WHAT THE TASK REQUIRES – Any picture must be dropped, but each line of the data should be duplicated exactly.

** EXTRACTED MATERIAL follows **

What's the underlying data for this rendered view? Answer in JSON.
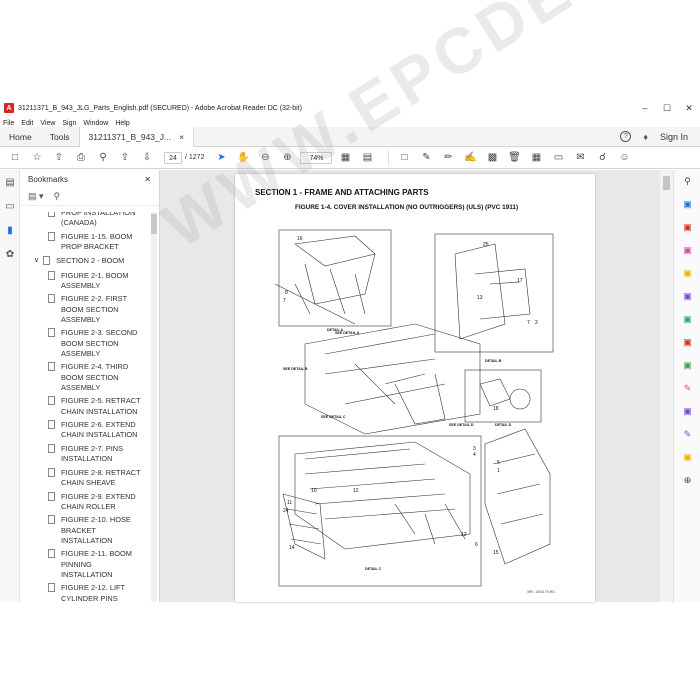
{
  "window": {
    "title": "31211371_B_943_JLG_Parts_English.pdf (SECURED) - Adobe Acrobat Reader DC (32-bit)",
    "controls": [
      "–",
      "☐",
      "✕"
    ]
  },
  "menu": [
    "File",
    "Edit",
    "View",
    "Sign",
    "Window",
    "Help"
  ],
  "tabs": {
    "home": "Home",
    "tools": "Tools",
    "doc": "31211371_B_943_J...",
    "doc_close": "×",
    "help": "?",
    "bell": "🔔",
    "sign_in": "Sign In"
  },
  "toolbar": {
    "page_current": "24",
    "page_total": "/ 1272",
    "zoom": "74%"
  },
  "bookmarks": {
    "title": "Bookmarks",
    "close": "✕",
    "items": [
      {
        "label": "PROP INSTALLATION (CANADA)",
        "type": "item"
      },
      {
        "label": "FIGURE 1-15. BOOM PROP BRACKET",
        "type": "item"
      },
      {
        "label": "SECTION 2 - BOOM",
        "type": "section"
      },
      {
        "label": "FIGURE 2-1. BOOM ASSEMBLY",
        "type": "item"
      },
      {
        "label": "FIGURE 2-2. FIRST BOOM SECTION ASSEMBLY",
        "type": "item"
      },
      {
        "label": "FIGURE 2-3. SECOND BOOM SECTION ASSEMBLY",
        "type": "item"
      },
      {
        "label": "FIGURE 2-4. THIRD BOOM SECTION ASSEMBLY",
        "type": "item"
      },
      {
        "label": "FIGURE 2-5. RETRACT CHAIN INSTALLATION",
        "type": "item"
      },
      {
        "label": "FIGURE 2-6. EXTEND CHAIN INSTALLATION",
        "type": "item"
      },
      {
        "label": "FIGURE 2-7. PINS INSTALLATION",
        "type": "item"
      },
      {
        "label": "FIGURE 2-8. RETRACT CHAIN SHEAVE",
        "type": "item"
      },
      {
        "label": "FIGURE 2-9. EXTEND CHAIN ROLLER",
        "type": "item"
      },
      {
        "label": "FIGURE 2-10. HOSE BRACKET INSTALLATION",
        "type": "item"
      },
      {
        "label": "FIGURE 2-11. BOOM PINNING INSTALLATION",
        "type": "item"
      },
      {
        "label": "FIGURE 2-12. LIFT CYLINDER PINS",
        "type": "item"
      }
    ]
  },
  "document": {
    "section_title": "SECTION 1 - FRAME AND ATTACHING PARTS",
    "figure_title": "FIGURE 1-4. COVER INSTALLATION (NO OUTRIGGERS) (ULS) (PVC 1911)",
    "figure_no": "MFL 1001179-RG",
    "detail_labels": [
      "DETAIL A",
      "DETAIL B",
      "DETAIL C",
      "DETAIL D",
      "SEE DETAIL A",
      "SEE DETAIL B",
      "SEE DETAIL C",
      "SEE DETAIL D"
    ],
    "callouts": [
      "16",
      "8",
      "7",
      "25",
      "13",
      "17",
      "7",
      "2",
      "18",
      "3",
      "4",
      "5",
      "1",
      "12",
      "10",
      "11",
      "24",
      "14",
      "12",
      "6",
      "15"
    ]
  },
  "watermark": "WWW.EPCDEPO.COM",
  "colors": {
    "accent": "#1473e6",
    "pdf_red": "#e0241b"
  }
}
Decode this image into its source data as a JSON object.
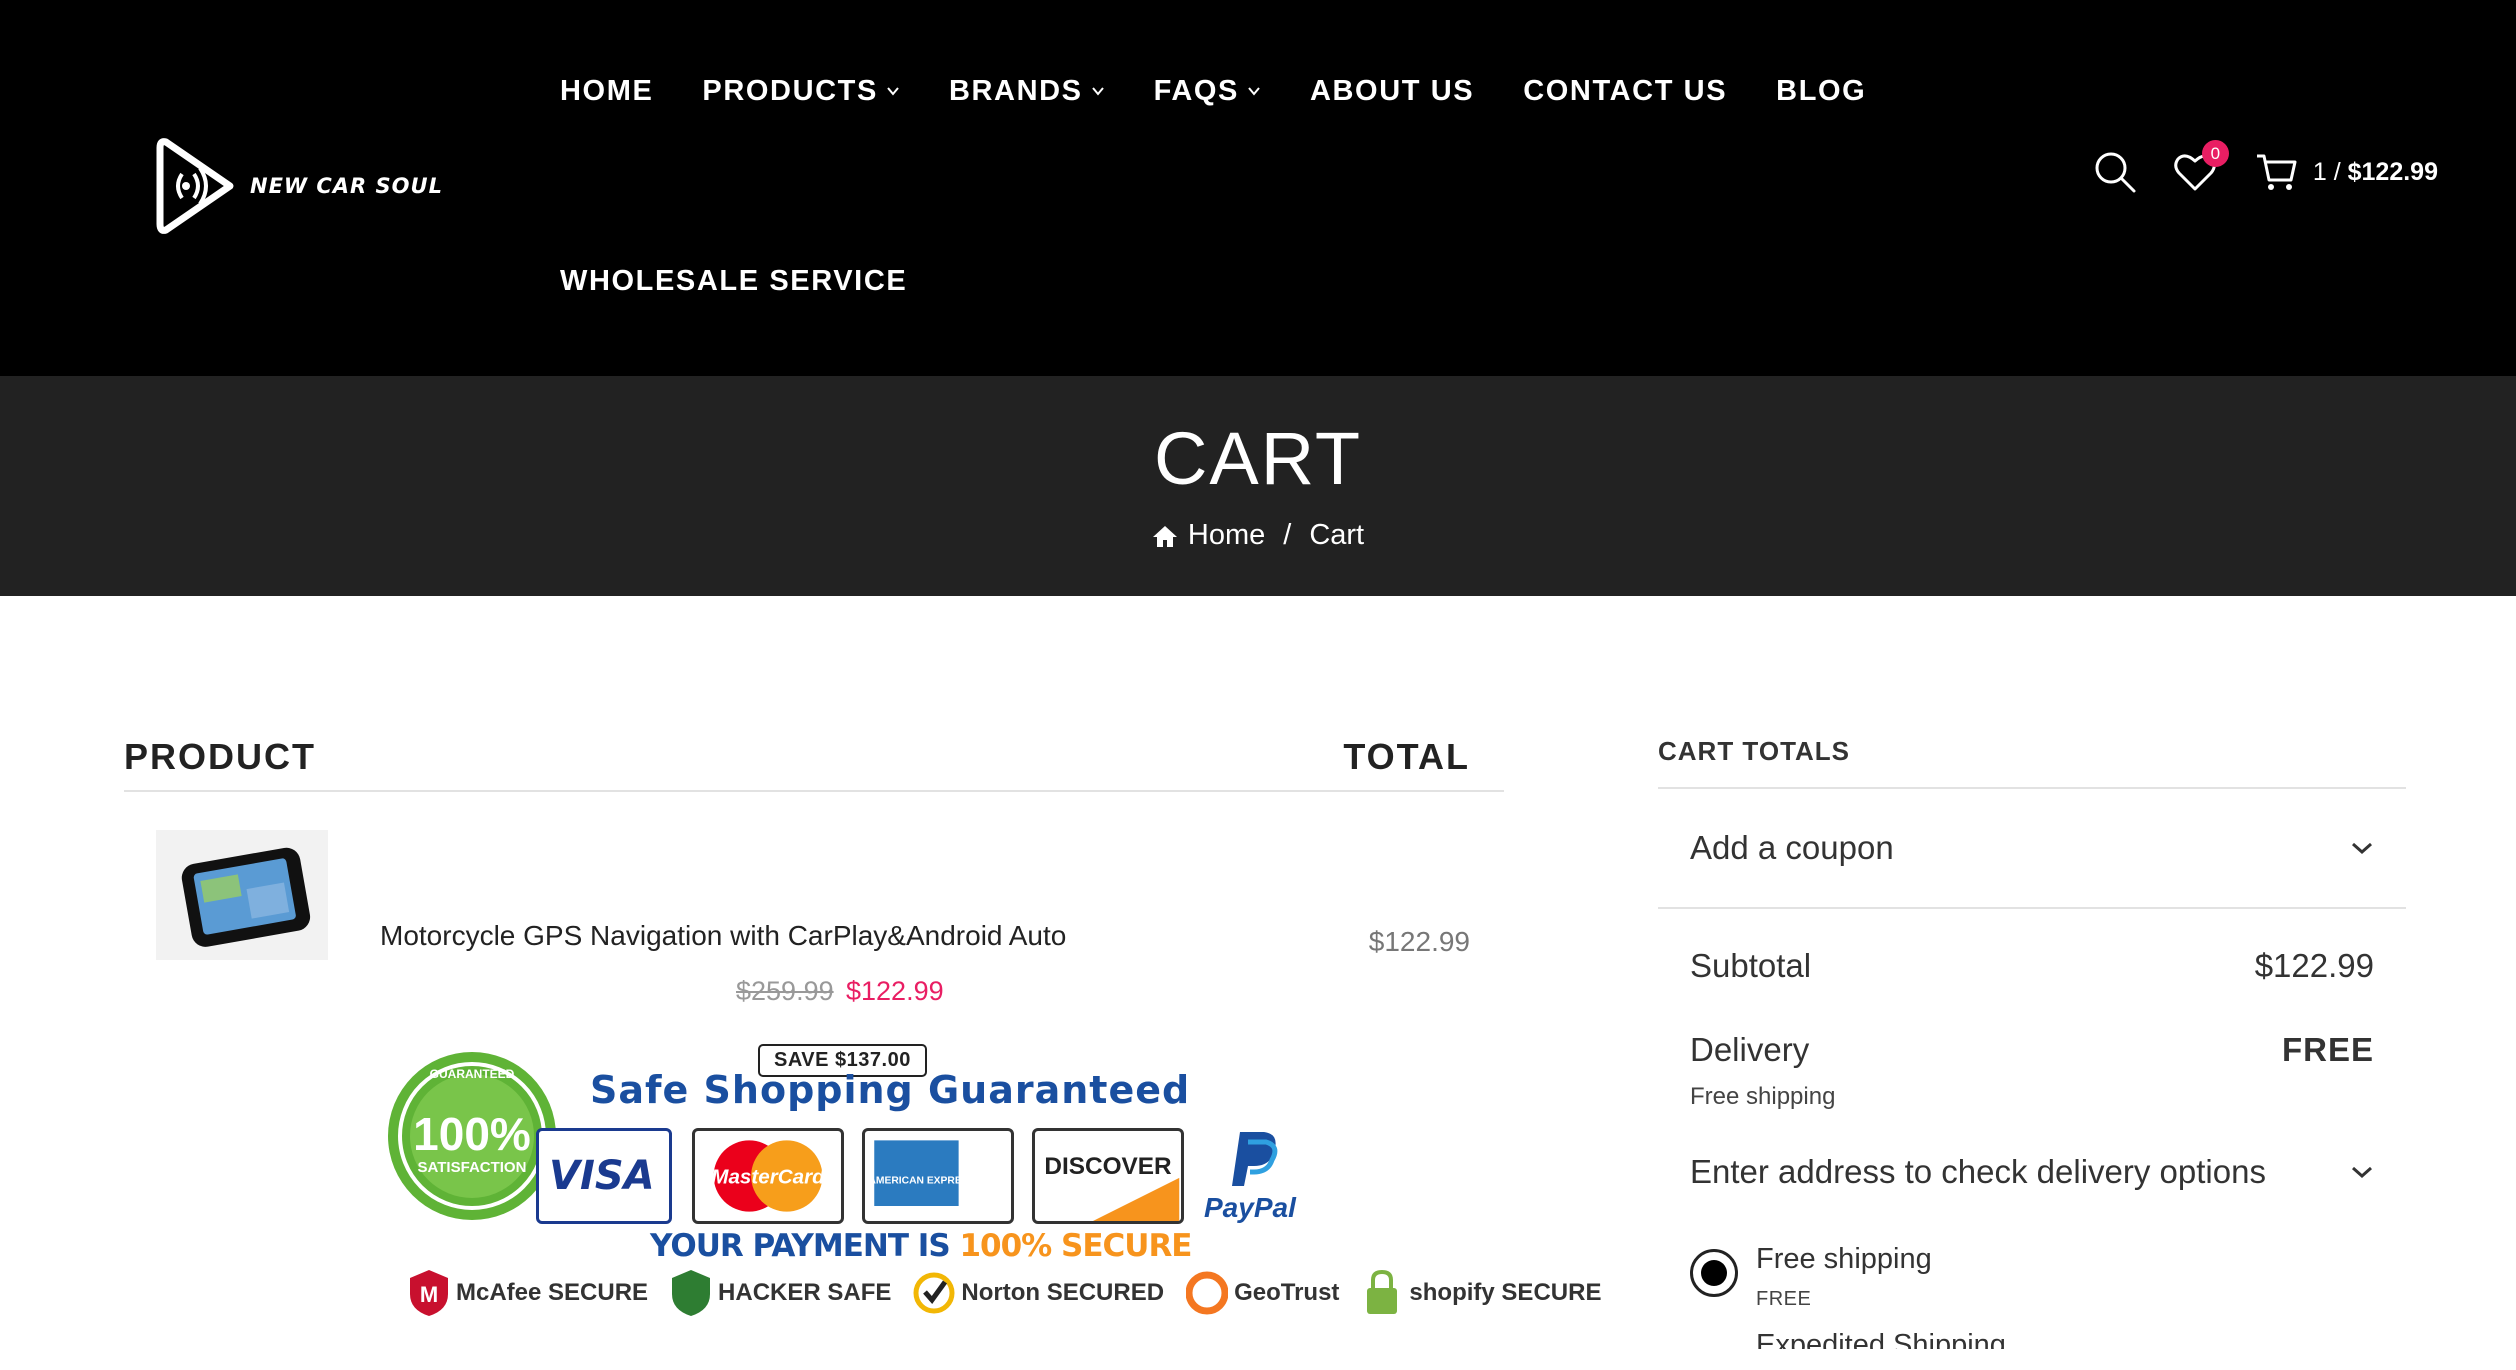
{
  "header": {
    "logo_text": "NEW CAR SOUL",
    "nav_row1": [
      {
        "label": "HOME",
        "dropdown": false
      },
      {
        "label": "PRODUCTS",
        "dropdown": true
      },
      {
        "label": "BRANDS",
        "dropdown": true
      },
      {
        "label": "FAQS",
        "dropdown": true
      },
      {
        "label": "ABOUT US",
        "dropdown": false
      },
      {
        "label": "CONTACT US",
        "dropdown": false
      },
      {
        "label": "BLOG",
        "dropdown": false
      }
    ],
    "nav_row2": [
      {
        "label": "WHOLESALE SERVICE",
        "dropdown": false
      }
    ],
    "wishlist_count": "0",
    "cart_count": "1 /",
    "cart_amount": "$122.99"
  },
  "title_bar": {
    "title": "CART",
    "breadcrumb_home": "Home",
    "breadcrumb_sep": "/",
    "breadcrumb_current": "Cart"
  },
  "table": {
    "col_product": "PRODUCT",
    "col_total": "TOTAL",
    "items": [
      {
        "name": "Motorcycle GPS Navigation with CarPlay&Android Auto",
        "price_old": "$259.99",
        "price_new": "$122.99",
        "save": "SAVE $137.00",
        "total": "$122.99"
      }
    ]
  },
  "trust": {
    "seal_big": "100%",
    "seal_word": "SATISFACTION",
    "seal_top": "GUARANTEED",
    "headline": "Safe Shopping Guaranteed",
    "cards": [
      "VISA",
      "MasterCard",
      "AMERICAN EXPRESS Cards",
      "DISCOVER"
    ],
    "paypal": "PayPal",
    "payment_a": "YOUR PAYMENT IS ",
    "payment_b": "100% SECURE",
    "secure_badges": [
      "McAfee SECURE",
      "HACKER SAFE",
      "Norton SECURED",
      "GeoTrust",
      "shopify SECURE"
    ]
  },
  "totals": {
    "title": "CART TOTALS",
    "coupon_label": "Add a coupon",
    "subtotal_label": "Subtotal",
    "subtotal_value": "$122.99",
    "delivery_label": "Delivery",
    "delivery_value": "FREE",
    "delivery_sub": "Free shipping",
    "address_label": "Enter address to check delivery options",
    "shipping_option_name": "Free shipping",
    "shipping_option_price": "FREE",
    "next_option_name": "Expedited Shipping"
  },
  "colors": {
    "header_bg": "#000000",
    "title_bar_bg": "#222222",
    "accent_pink": "#e91e63"
  }
}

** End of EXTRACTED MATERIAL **

EXERCISE SOLUTION –
What's the underlying data for this rendered view? Answer in JSON.
{
  "window": {
    "title": "31211371_B_943_JLG_Parts_English.pdf (SECURED) - Adobe Acrobat Reader DC (32-bit)",
    "controls": [
      "–",
      "☐",
      "✕"
    ]
  },
  "menu": [
    "File",
    "Edit",
    "View",
    "Sign",
    "Window",
    "Help"
  ],
  "tabs": {
    "home": "Home",
    "tools": "Tools",
    "doc": "31211371_B_943_J...",
    "doc_close": "×",
    "help": "?",
    "bell": "🔔",
    "sign_in": "Sign In"
  },
  "toolbar": {
    "page_current": "24",
    "page_total": "/ 1272",
    "zoom": "74%"
  },
  "bookmarks": {
    "title": "Bookmarks",
    "close": "✕",
    "items": [
      {
        "label": "PROP INSTALLATION (CANADA)",
        "type": "item"
      },
      {
        "label": "FIGURE 1-15. BOOM PROP BRACKET",
        "type": "item"
      },
      {
        "label": "SECTION 2 - BOOM",
        "type": "section"
      },
      {
        "label": "FIGURE 2-1. BOOM ASSEMBLY",
        "type": "item"
      },
      {
        "label": "FIGURE 2-2. FIRST BOOM SECTION ASSEMBLY",
        "type": "item"
      },
      {
        "label": "FIGURE 2-3. SECOND BOOM SECTION ASSEMBLY",
        "type": "item"
      },
      {
        "label": "FIGURE 2-4. THIRD BOOM SECTION ASSEMBLY",
        "type": "item"
      },
      {
        "label": "FIGURE 2-5. RETRACT CHAIN INSTALLATION",
        "type": "item"
      },
      {
        "label": "FIGURE 2-6. EXTEND CHAIN INSTALLATION",
        "type": "item"
      },
      {
        "label": "FIGURE 2-7. PINS INSTALLATION",
        "type": "item"
      },
      {
        "label": "FIGURE 2-8. RETRACT CHAIN SHEAVE",
        "type": "item"
      },
      {
        "label": "FIGURE 2-9. EXTEND CHAIN ROLLER",
        "type": "item"
      },
      {
        "label": "FIGURE 2-10. HOSE BRACKET INSTALLATION",
        "type": "item"
      },
      {
        "label": "FIGURE 2-11. BOOM PINNING INSTALLATION",
        "type": "item"
      },
      {
        "label": "FIGURE 2-12. LIFT CYLINDER PINS",
        "type": "item"
      }
    ]
  },
  "document": {
    "section_title": "SECTION 1 - FRAME AND ATTACHING PARTS",
    "figure_title": "FIGURE 1-4. COVER INSTALLATION (NO OUTRIGGERS) (ULS) (PVC 1911)",
    "figure_no": "MFL 1001179-RG",
    "detail_labels": [
      "DETAIL A",
      "DETAIL B",
      "DETAIL C",
      "DETAIL D",
      "SEE DETAIL A",
      "SEE DETAIL B",
      "SEE DETAIL C",
      "SEE DETAIL D"
    ],
    "callouts": [
      "16",
      "8",
      "7",
      "25",
      "13",
      "17",
      "7",
      "2",
      "18",
      "3",
      "4",
      "5",
      "1",
      "12",
      "10",
      "11",
      "24",
      "14",
      "12",
      "6",
      "15"
    ]
  },
  "watermark": "WWW.EPCDEPO.COM",
  "colors": {
    "accent": "#1473e6",
    "pdf_red": "#e0241b"
  }
}
Decode this image into its source data as a JSON object.
{
  "header": {
    "logo_text": "NEW CAR SOUL",
    "nav_row1": [
      {
        "label": "HOME",
        "dropdown": false
      },
      {
        "label": "PRODUCTS",
        "dropdown": true
      },
      {
        "label": "BRANDS",
        "dropdown": true
      },
      {
        "label": "FAQS",
        "dropdown": true
      },
      {
        "label": "ABOUT US",
        "dropdown": false
      },
      {
        "label": "CONTACT US",
        "dropdown": false
      },
      {
        "label": "BLOG",
        "dropdown": false
      }
    ],
    "nav_row2": [
      {
        "label": "WHOLESALE SERVICE",
        "dropdown": false
      }
    ],
    "wishlist_count": "0",
    "cart_count": "1 /",
    "cart_amount": "$122.99"
  },
  "title_bar": {
    "title": "CART",
    "breadcrumb_home": "Home",
    "breadcrumb_sep": "/",
    "breadcrumb_current": "Cart"
  },
  "table": {
    "col_product": "PRODUCT",
    "col_total": "TOTAL",
    "items": [
      {
        "name": "Motorcycle GPS Navigation with CarPlay&Android Auto",
        "price_old": "$259.99",
        "price_new": "$122.99",
        "save": "SAVE $137.00",
        "total": "$122.99"
      }
    ]
  },
  "trust": {
    "seal_big": "100%",
    "seal_word": "SATISFACTION",
    "seal_top": "GUARANTEED",
    "headline": "Safe Shopping Guaranteed",
    "cards": [
      "VISA",
      "MasterCard",
      "AMERICAN EXPRESS Cards",
      "DISCOVER"
    ],
    "paypal": "PayPal",
    "payment_a": "YOUR PAYMENT IS ",
    "payment_b": "100% SECURE",
    "secure_badges": [
      "McAfee SECURE",
      "HACKER SAFE",
      "Norton SECURED",
      "GeoTrust",
      "shopify SECURE"
    ]
  },
  "totals": {
    "title": "CART TOTALS",
    "coupon_label": "Add a coupon",
    "subtotal_label": "Subtotal",
    "subtotal_value": "$122.99",
    "delivery_label": "Delivery",
    "delivery_value": "FREE",
    "delivery_sub": "Free shipping",
    "address_label": "Enter address to check delivery options",
    "shipping_option_name": "Free shipping",
    "shipping_option_price": "FREE",
    "next_option_name": "Expedited Shipping"
  },
  "colors": {
    "header_bg": "#000000",
    "title_bar_bg": "#222222",
    "accent_pink": "#e91e63"
  }
}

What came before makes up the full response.